## WORK INSTRUCTION
Where a line of the records contains the word "true", show that line.

## Records from a dataset
§

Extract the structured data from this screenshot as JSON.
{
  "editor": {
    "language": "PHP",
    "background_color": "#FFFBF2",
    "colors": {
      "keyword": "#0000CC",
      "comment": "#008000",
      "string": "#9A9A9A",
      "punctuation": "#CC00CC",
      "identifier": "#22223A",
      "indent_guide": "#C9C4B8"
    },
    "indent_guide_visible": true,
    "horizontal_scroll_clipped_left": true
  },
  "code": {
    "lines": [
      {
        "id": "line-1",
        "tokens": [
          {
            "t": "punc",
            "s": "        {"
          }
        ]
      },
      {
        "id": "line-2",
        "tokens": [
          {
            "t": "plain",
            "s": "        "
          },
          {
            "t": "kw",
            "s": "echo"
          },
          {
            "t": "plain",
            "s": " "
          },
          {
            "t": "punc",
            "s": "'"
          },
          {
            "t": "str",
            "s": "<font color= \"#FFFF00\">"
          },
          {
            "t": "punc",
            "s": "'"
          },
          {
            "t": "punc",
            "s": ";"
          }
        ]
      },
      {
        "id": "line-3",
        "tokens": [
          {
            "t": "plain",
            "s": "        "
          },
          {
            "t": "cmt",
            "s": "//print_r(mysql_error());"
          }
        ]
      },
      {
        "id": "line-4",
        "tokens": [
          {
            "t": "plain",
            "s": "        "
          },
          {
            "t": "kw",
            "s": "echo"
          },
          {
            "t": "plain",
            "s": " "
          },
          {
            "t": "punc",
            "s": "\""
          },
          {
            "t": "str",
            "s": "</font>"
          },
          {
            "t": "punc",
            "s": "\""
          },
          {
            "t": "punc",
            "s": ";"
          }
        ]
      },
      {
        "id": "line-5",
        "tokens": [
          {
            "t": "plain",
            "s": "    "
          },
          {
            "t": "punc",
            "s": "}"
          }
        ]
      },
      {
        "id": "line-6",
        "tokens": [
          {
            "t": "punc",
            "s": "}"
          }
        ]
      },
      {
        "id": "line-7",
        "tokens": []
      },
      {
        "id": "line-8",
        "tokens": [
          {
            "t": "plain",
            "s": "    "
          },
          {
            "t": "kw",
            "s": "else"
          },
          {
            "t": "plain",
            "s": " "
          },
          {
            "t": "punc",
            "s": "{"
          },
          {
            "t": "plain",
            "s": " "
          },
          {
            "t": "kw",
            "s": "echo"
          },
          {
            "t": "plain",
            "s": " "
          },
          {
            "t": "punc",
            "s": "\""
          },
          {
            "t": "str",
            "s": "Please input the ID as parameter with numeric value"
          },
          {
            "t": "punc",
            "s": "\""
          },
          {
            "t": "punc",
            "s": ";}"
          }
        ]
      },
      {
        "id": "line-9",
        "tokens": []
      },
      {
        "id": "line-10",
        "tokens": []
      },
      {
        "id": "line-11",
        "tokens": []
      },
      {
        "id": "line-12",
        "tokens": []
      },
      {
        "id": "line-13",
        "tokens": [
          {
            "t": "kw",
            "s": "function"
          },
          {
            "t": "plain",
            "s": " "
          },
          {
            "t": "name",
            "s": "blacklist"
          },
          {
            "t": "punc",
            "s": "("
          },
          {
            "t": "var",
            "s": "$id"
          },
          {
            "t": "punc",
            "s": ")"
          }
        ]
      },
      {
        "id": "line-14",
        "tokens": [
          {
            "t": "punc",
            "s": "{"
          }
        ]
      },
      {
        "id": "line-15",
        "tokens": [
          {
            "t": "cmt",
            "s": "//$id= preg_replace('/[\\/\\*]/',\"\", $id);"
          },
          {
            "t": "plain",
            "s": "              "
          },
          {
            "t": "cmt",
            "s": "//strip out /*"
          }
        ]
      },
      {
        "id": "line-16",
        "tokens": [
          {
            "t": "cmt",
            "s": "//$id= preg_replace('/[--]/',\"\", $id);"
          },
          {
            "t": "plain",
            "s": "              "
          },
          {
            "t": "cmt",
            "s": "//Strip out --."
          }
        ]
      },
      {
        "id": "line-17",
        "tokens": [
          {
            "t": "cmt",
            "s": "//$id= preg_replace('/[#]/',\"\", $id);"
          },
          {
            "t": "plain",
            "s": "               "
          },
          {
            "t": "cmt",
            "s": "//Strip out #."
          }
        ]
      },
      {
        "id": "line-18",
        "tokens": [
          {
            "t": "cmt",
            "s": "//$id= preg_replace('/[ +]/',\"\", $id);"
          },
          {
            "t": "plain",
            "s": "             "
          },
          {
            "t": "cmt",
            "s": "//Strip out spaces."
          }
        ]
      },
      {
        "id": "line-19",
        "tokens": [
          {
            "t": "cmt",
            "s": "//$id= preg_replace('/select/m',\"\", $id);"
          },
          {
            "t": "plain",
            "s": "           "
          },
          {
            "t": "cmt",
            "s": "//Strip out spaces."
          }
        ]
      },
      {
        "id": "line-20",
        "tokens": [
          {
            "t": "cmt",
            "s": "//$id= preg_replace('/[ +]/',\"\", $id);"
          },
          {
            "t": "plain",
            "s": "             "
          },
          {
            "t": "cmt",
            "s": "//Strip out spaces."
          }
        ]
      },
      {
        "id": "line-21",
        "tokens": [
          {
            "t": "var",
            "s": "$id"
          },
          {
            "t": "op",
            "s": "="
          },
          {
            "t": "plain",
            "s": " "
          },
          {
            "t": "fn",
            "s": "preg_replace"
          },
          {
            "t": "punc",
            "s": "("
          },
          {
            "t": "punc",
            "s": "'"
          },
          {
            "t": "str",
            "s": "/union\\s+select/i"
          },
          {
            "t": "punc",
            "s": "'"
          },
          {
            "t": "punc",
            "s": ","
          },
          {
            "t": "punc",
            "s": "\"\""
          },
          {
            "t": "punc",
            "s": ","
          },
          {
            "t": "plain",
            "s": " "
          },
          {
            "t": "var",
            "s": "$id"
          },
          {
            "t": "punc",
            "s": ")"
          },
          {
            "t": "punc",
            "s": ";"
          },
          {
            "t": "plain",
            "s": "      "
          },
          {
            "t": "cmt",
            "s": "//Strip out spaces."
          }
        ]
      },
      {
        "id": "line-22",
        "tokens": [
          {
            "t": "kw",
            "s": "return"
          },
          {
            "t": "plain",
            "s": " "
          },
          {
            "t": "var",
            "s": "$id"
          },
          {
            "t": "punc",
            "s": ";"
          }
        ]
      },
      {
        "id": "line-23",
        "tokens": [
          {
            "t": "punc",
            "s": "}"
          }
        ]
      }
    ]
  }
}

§

## ANSWER TO THIS PROBLEM
    "indent_guide_visible": true,
    "horizontal_scroll_clipped_left": true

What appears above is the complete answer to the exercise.